▶ **Required action**
Each line of the data must be reproduced as it appears.

▶ **The records**
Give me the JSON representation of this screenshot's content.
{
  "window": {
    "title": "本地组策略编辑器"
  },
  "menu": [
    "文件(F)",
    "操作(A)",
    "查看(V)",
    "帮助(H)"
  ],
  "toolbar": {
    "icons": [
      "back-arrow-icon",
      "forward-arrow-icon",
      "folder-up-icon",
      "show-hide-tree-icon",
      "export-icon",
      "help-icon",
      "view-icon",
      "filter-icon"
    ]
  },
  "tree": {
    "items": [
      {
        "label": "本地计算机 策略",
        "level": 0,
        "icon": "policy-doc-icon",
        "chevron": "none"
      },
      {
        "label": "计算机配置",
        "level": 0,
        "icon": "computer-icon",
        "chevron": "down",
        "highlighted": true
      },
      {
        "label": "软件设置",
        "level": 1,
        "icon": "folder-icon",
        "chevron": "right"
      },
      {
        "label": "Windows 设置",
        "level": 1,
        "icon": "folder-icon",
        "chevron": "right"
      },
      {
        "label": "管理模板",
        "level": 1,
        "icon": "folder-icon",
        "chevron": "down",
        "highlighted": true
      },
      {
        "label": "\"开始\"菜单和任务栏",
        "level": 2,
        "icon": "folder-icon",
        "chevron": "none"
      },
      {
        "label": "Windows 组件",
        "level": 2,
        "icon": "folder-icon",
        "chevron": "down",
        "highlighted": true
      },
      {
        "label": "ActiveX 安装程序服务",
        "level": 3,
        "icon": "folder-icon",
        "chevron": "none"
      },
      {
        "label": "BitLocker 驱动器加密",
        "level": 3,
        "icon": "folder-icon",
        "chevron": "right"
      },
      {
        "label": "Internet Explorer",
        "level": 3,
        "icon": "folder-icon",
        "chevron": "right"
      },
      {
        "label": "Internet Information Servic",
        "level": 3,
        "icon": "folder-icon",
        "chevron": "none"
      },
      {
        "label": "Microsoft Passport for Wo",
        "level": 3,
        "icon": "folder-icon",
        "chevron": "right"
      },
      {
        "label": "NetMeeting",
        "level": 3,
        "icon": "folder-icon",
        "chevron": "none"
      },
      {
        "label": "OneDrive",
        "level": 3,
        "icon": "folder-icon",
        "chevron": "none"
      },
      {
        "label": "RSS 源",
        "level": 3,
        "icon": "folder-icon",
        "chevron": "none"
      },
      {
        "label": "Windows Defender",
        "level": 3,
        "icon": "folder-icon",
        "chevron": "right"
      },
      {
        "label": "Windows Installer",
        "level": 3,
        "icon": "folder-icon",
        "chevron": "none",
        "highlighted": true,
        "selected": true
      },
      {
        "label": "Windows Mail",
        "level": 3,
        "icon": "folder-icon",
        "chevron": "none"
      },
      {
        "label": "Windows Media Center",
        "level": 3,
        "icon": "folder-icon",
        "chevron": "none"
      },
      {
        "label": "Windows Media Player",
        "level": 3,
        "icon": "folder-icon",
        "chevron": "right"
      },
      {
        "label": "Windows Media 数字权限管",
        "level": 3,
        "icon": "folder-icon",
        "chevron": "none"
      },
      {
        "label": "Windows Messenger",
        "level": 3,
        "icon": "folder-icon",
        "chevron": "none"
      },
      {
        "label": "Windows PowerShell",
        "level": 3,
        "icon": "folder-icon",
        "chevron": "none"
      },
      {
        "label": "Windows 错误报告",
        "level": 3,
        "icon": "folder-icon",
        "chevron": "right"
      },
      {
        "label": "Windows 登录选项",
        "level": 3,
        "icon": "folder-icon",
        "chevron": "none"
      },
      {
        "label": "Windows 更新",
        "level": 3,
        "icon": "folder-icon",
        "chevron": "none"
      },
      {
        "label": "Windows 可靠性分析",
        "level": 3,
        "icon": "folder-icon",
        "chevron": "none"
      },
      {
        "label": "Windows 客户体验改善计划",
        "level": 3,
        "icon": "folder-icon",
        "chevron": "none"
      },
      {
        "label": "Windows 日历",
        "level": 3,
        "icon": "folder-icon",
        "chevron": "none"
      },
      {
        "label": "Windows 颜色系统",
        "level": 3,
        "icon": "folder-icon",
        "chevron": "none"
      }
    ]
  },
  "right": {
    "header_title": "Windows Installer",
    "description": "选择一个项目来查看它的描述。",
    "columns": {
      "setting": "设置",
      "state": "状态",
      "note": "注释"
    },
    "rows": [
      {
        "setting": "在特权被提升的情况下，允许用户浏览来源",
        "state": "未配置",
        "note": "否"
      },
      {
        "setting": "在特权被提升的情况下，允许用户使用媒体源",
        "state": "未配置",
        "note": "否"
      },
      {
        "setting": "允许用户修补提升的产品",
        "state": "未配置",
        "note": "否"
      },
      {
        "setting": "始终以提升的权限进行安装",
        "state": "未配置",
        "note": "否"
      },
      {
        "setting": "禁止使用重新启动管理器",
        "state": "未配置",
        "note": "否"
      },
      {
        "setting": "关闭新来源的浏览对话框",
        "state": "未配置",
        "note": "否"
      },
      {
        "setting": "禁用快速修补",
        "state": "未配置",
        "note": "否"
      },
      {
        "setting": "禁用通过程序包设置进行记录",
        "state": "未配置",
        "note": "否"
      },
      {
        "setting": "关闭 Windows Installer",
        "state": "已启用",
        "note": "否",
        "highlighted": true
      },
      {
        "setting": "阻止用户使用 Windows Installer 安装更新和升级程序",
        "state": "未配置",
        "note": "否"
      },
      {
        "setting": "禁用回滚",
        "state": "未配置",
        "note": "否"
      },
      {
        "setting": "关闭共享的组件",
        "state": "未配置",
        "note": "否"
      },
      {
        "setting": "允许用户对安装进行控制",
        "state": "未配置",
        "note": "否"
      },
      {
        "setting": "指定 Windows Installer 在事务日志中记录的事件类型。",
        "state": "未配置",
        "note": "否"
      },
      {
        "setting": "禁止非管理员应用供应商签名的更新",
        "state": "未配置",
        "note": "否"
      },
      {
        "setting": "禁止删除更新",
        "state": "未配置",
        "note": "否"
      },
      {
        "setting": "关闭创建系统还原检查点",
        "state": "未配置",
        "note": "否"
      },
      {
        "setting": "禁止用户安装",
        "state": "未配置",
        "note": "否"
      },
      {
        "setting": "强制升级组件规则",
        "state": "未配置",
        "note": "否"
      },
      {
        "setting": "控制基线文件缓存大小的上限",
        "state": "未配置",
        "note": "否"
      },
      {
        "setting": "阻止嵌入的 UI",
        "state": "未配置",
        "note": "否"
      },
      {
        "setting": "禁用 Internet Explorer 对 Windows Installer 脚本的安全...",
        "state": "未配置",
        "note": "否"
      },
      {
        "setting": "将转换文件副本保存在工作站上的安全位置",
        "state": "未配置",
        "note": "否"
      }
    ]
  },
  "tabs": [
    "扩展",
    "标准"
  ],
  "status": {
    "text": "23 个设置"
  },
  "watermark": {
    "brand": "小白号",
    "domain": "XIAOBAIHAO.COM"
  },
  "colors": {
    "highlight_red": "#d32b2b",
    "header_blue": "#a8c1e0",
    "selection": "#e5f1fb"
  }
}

▶ **Worked solution**
Give me the JSON representation of this screenshot's content.
{
  "window": {
    "title": "本地组策略编辑器"
  },
  "menu": [
    "文件(F)",
    "操作(A)",
    "查看(V)",
    "帮助(H)"
  ],
  "toolbar": {
    "icons": [
      "back-arrow-icon",
      "forward-arrow-icon",
      "folder-up-icon",
      "show-hide-tree-icon",
      "export-icon",
      "help-icon",
      "view-icon",
      "filter-icon"
    ]
  },
  "tree": {
    "items": [
      {
        "label": "本地计算机 策略",
        "level": 0,
        "icon": "policy-doc-icon",
        "chevron": "none"
      },
      {
        "label": "计算机配置",
        "level": 0,
        "icon": "computer-icon",
        "chevron": "down",
        "highlighted": true
      },
      {
        "label": "软件设置",
        "level": 1,
        "icon": "folder-icon",
        "chevron": "right"
      },
      {
        "label": "Windows 设置",
        "level": 1,
        "icon": "folder-icon",
        "chevron": "right"
      },
      {
        "label": "管理模板",
        "level": 1,
        "icon": "folder-icon",
        "chevron": "down",
        "highlighted": true
      },
      {
        "label": "\"开始\"菜单和任务栏",
        "level": 2,
        "icon": "folder-icon",
        "chevron": "none"
      },
      {
        "label": "Windows 组件",
        "level": 2,
        "icon": "folder-icon",
        "chevron": "down",
        "highlighted": true
      },
      {
        "label": "ActiveX 安装程序服务",
        "level": 3,
        "icon": "folder-icon",
        "chevron": "none"
      },
      {
        "label": "BitLocker 驱动器加密",
        "level": 3,
        "icon": "folder-icon",
        "chevron": "right"
      },
      {
        "label": "Internet Explorer",
        "level": 3,
        "icon": "folder-icon",
        "chevron": "right"
      },
      {
        "label": "Internet Information Servic",
        "level": 3,
        "icon": "folder-icon",
        "chevron": "none"
      },
      {
        "label": "Microsoft Passport for Wo",
        "level": 3,
        "icon": "folder-icon",
        "chevron": "right"
      },
      {
        "label": "NetMeeting",
        "level": 3,
        "icon": "folder-icon",
        "chevron": "none"
      },
      {
        "label": "OneDrive",
        "level": 3,
        "icon": "folder-icon",
        "chevron": "none"
      },
      {
        "label": "RSS 源",
        "level": 3,
        "icon": "folder-icon",
        "chevron": "none"
      },
      {
        "label": "Windows Defender",
        "level": 3,
        "icon": "folder-icon",
        "chevron": "right"
      },
      {
        "label": "Windows Installer",
        "level": 3,
        "icon": "folder-icon",
        "chevron": "none",
        "highlighted": true,
        "selected": true
      },
      {
        "label": "Windows Mail",
        "level": 3,
        "icon": "folder-icon",
        "chevron": "none"
      },
      {
        "label": "Windows Media Center",
        "level": 3,
        "icon": "folder-icon",
        "chevron": "none"
      },
      {
        "label": "Windows Media Player",
        "level": 3,
        "icon": "folder-icon",
        "chevron": "right"
      },
      {
        "label": "Windows Media 数字权限管",
        "level": 3,
        "icon": "folder-icon",
        "chevron": "none"
      },
      {
        "label": "Windows Messenger",
        "level": 3,
        "icon": "folder-icon",
        "chevron": "none"
      },
      {
        "label": "Windows PowerShell",
        "level": 3,
        "icon": "folder-icon",
        "chevron": "none"
      },
      {
        "label": "Windows 错误报告",
        "level": 3,
        "icon": "folder-icon",
        "chevron": "right"
      },
      {
        "label": "Windows 登录选项",
        "level": 3,
        "icon": "folder-icon",
        "chevron": "none"
      },
      {
        "label": "Windows 更新",
        "level": 3,
        "icon": "folder-icon",
        "chevron": "none"
      },
      {
        "label": "Windows 可靠性分析",
        "level": 3,
        "icon": "folder-icon",
        "chevron": "none"
      },
      {
        "label": "Windows 客户体验改善计划",
        "level": 3,
        "icon": "folder-icon",
        "chevron": "none"
      },
      {
        "label": "Windows 日历",
        "level": 3,
        "icon": "folder-icon",
        "chevron": "none"
      },
      {
        "label": "Windows 颜色系统",
        "level": 3,
        "icon": "folder-icon",
        "chevron": "none"
      }
    ]
  },
  "right": {
    "header_title": "Windows Installer",
    "description": "选择一个项目来查看它的描述。",
    "columns": {
      "setting": "设置",
      "state": "状态",
      "note": "注释"
    },
    "rows": [
      {
        "setting": "在特权被提升的情况下，允许用户浏览来源",
        "state": "未配置",
        "note": "否"
      },
      {
        "setting": "在特权被提升的情况下，允许用户使用媒体源",
        "state": "未配置",
        "note": "否"
      },
      {
        "setting": "允许用户修补提升的产品",
        "state": "未配置",
        "note": "否"
      },
      {
        "setting": "始终以提升的权限进行安装",
        "state": "未配置",
        "note": "否"
      },
      {
        "setting": "禁止使用重新启动管理器",
        "state": "未配置",
        "note": "否"
      },
      {
        "setting": "关闭新来源的浏览对话框",
        "state": "未配置",
        "note": "否"
      },
      {
        "setting": "禁用快速修补",
        "state": "未配置",
        "note": "否"
      },
      {
        "setting": "禁用通过程序包设置进行记录",
        "state": "未配置",
        "note": "否"
      },
      {
        "setting": "关闭 Windows Installer",
        "state": "已启用",
        "note": "否",
        "highlighted": true
      },
      {
        "setting": "阻止用户使用 Windows Installer 安装更新和升级程序",
        "state": "未配置",
        "note": "否"
      },
      {
        "setting": "禁用回滚",
        "state": "未配置",
        "note": "否"
      },
      {
        "setting": "关闭共享的组件",
        "state": "未配置",
        "note": "否"
      },
      {
        "setting": "允许用户对安装进行控制",
        "state": "未配置",
        "note": "否"
      },
      {
        "setting": "指定 Windows Installer 在事务日志中记录的事件类型。",
        "state": "未配置",
        "note": "否"
      },
      {
        "setting": "禁止非管理员应用供应商签名的更新",
        "state": "未配置",
        "note": "否"
      },
      {
        "setting": "禁止删除更新",
        "state": "未配置",
        "note": "否"
      },
      {
        "setting": "关闭创建系统还原检查点",
        "state": "未配置",
        "note": "否"
      },
      {
        "setting": "禁止用户安装",
        "state": "未配置",
        "note": "否"
      },
      {
        "setting": "强制升级组件规则",
        "state": "未配置",
        "note": "否"
      },
      {
        "setting": "控制基线文件缓存大小的上限",
        "state": "未配置",
        "note": "否"
      },
      {
        "setting": "阻止嵌入的 UI",
        "state": "未配置",
        "note": "否"
      },
      {
        "setting": "禁用 Internet Explorer 对 Windows Installer 脚本的安全...",
        "state": "未配置",
        "note": "否"
      },
      {
        "setting": "将转换文件副本保存在工作站上的安全位置",
        "state": "未配置",
        "note": "否"
      }
    ]
  },
  "tabs": [
    "扩展",
    "标准"
  ],
  "status": {
    "text": "23 个设置"
  },
  "watermark": {
    "brand": "小白号",
    "domain": "XIAOBAIHAO.COM"
  },
  "colors": {
    "highlight_red": "#d32b2b",
    "header_blue": "#a8c1e0",
    "selection": "#e5f1fb"
  }
}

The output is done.